- [TASK BRIEF] How many lines in the data below contain the word "compiler"? State only the number.

- [SOURCE RECORDS]

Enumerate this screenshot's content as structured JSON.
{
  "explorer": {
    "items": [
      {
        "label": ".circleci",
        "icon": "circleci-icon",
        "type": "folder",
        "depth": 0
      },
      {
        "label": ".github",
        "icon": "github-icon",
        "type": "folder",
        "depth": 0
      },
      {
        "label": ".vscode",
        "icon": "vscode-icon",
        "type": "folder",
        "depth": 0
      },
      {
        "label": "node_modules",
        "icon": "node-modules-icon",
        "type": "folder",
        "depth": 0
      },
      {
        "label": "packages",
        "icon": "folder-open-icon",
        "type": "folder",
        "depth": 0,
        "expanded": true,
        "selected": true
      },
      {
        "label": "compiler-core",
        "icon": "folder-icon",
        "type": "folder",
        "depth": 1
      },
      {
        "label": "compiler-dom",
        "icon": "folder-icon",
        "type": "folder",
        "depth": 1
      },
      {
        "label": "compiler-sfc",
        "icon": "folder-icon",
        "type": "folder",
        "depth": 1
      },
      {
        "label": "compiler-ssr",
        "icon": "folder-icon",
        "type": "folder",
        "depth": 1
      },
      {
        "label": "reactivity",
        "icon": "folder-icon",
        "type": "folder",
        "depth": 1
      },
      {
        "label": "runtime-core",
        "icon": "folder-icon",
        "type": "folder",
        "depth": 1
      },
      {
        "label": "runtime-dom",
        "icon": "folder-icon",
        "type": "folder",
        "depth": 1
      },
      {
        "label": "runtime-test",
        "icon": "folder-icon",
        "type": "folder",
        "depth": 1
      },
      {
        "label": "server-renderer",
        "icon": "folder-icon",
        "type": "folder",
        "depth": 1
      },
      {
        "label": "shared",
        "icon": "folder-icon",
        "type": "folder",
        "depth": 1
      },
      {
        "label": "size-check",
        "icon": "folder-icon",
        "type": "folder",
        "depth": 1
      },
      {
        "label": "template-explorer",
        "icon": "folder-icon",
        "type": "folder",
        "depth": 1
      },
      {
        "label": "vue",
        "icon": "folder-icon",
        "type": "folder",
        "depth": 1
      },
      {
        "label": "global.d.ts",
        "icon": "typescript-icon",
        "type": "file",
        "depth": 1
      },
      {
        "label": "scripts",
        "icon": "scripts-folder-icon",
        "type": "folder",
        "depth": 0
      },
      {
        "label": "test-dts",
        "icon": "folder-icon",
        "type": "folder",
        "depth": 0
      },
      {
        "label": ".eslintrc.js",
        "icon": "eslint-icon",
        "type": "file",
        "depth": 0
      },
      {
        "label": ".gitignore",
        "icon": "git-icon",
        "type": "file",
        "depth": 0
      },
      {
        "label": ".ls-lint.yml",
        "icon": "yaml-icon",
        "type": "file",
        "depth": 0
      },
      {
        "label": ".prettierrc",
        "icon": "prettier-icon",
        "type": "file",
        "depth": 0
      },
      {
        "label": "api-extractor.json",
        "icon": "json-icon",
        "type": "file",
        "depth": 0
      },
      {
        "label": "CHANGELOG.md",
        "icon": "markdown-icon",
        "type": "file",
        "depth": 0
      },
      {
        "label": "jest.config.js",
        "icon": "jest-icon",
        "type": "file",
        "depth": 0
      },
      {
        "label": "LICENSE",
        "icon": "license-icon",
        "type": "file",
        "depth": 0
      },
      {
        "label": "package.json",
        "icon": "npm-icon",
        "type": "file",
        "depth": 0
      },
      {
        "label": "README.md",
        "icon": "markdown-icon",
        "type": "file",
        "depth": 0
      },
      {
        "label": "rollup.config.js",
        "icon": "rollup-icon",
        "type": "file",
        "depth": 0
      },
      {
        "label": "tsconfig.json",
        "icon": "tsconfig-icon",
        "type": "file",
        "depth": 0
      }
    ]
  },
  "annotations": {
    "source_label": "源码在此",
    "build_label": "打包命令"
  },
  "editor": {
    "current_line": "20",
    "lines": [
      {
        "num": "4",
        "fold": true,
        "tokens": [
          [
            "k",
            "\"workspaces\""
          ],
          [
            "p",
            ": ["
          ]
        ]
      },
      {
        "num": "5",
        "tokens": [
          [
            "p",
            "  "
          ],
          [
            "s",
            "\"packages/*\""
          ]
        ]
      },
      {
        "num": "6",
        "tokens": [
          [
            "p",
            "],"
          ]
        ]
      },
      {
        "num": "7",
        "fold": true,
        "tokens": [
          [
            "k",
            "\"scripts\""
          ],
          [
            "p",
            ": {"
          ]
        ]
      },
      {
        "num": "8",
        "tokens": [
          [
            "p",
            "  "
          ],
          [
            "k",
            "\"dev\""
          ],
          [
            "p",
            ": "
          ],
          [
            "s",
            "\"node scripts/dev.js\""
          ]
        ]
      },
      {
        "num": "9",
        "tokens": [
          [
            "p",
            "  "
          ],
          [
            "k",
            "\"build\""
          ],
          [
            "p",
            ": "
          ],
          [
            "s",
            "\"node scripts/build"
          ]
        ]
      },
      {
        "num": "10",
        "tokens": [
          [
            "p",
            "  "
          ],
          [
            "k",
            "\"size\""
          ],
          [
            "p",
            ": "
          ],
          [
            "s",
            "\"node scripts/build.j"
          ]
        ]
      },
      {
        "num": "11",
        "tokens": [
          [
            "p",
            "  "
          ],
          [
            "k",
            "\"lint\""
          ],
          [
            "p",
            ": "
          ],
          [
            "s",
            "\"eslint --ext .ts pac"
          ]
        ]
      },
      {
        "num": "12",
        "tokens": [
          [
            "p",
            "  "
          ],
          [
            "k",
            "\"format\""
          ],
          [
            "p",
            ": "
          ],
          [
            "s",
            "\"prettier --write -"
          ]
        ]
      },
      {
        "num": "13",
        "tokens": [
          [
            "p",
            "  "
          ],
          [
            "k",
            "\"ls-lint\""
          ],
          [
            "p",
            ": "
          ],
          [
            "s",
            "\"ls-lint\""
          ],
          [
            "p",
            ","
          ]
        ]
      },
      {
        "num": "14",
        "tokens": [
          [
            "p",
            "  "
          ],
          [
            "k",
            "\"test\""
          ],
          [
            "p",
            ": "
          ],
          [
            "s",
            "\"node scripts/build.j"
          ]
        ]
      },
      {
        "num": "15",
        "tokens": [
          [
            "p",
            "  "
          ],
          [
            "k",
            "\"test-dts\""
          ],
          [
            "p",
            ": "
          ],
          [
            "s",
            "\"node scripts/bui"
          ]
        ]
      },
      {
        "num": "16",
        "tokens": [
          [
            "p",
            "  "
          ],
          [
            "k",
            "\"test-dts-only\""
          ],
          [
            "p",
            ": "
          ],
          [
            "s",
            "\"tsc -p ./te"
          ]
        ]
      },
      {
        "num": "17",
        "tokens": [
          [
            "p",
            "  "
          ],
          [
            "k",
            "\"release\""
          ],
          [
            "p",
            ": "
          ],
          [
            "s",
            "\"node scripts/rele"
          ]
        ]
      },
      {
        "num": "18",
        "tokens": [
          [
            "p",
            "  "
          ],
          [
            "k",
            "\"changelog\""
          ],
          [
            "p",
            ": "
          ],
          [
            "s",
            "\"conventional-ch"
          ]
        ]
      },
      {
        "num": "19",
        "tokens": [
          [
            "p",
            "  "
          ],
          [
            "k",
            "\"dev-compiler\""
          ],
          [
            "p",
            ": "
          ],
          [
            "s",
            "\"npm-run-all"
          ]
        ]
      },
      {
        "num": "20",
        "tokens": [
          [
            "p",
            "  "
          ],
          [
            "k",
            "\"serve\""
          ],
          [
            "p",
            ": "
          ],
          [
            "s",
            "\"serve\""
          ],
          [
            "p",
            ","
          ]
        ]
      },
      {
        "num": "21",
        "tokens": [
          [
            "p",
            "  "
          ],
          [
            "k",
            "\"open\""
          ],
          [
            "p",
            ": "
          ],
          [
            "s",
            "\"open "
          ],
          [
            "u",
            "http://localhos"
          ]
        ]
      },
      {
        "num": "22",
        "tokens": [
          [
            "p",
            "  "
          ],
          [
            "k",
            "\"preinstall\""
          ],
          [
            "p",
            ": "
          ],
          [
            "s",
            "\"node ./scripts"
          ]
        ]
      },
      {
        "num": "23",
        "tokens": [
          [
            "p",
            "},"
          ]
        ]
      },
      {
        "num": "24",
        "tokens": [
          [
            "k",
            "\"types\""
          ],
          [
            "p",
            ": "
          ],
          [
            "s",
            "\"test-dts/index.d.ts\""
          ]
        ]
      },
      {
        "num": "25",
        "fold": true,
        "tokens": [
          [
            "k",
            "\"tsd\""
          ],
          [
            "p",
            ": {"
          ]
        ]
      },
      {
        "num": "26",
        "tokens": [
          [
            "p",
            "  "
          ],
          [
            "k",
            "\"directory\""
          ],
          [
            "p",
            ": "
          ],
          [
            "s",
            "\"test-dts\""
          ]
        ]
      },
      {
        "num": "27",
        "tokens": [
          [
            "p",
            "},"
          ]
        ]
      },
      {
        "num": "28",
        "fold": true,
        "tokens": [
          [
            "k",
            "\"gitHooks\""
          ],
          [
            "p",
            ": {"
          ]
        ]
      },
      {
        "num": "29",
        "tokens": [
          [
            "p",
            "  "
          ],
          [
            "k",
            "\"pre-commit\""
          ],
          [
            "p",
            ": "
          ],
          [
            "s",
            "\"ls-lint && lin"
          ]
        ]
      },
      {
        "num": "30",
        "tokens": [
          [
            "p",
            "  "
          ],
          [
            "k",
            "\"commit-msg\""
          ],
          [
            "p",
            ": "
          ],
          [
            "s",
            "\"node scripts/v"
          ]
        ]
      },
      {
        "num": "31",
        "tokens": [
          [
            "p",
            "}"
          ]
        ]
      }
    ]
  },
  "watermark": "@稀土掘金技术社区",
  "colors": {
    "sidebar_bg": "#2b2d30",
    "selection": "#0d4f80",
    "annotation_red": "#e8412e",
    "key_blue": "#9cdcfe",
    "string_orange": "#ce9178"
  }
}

- [RESULT OF THIS TASK] 5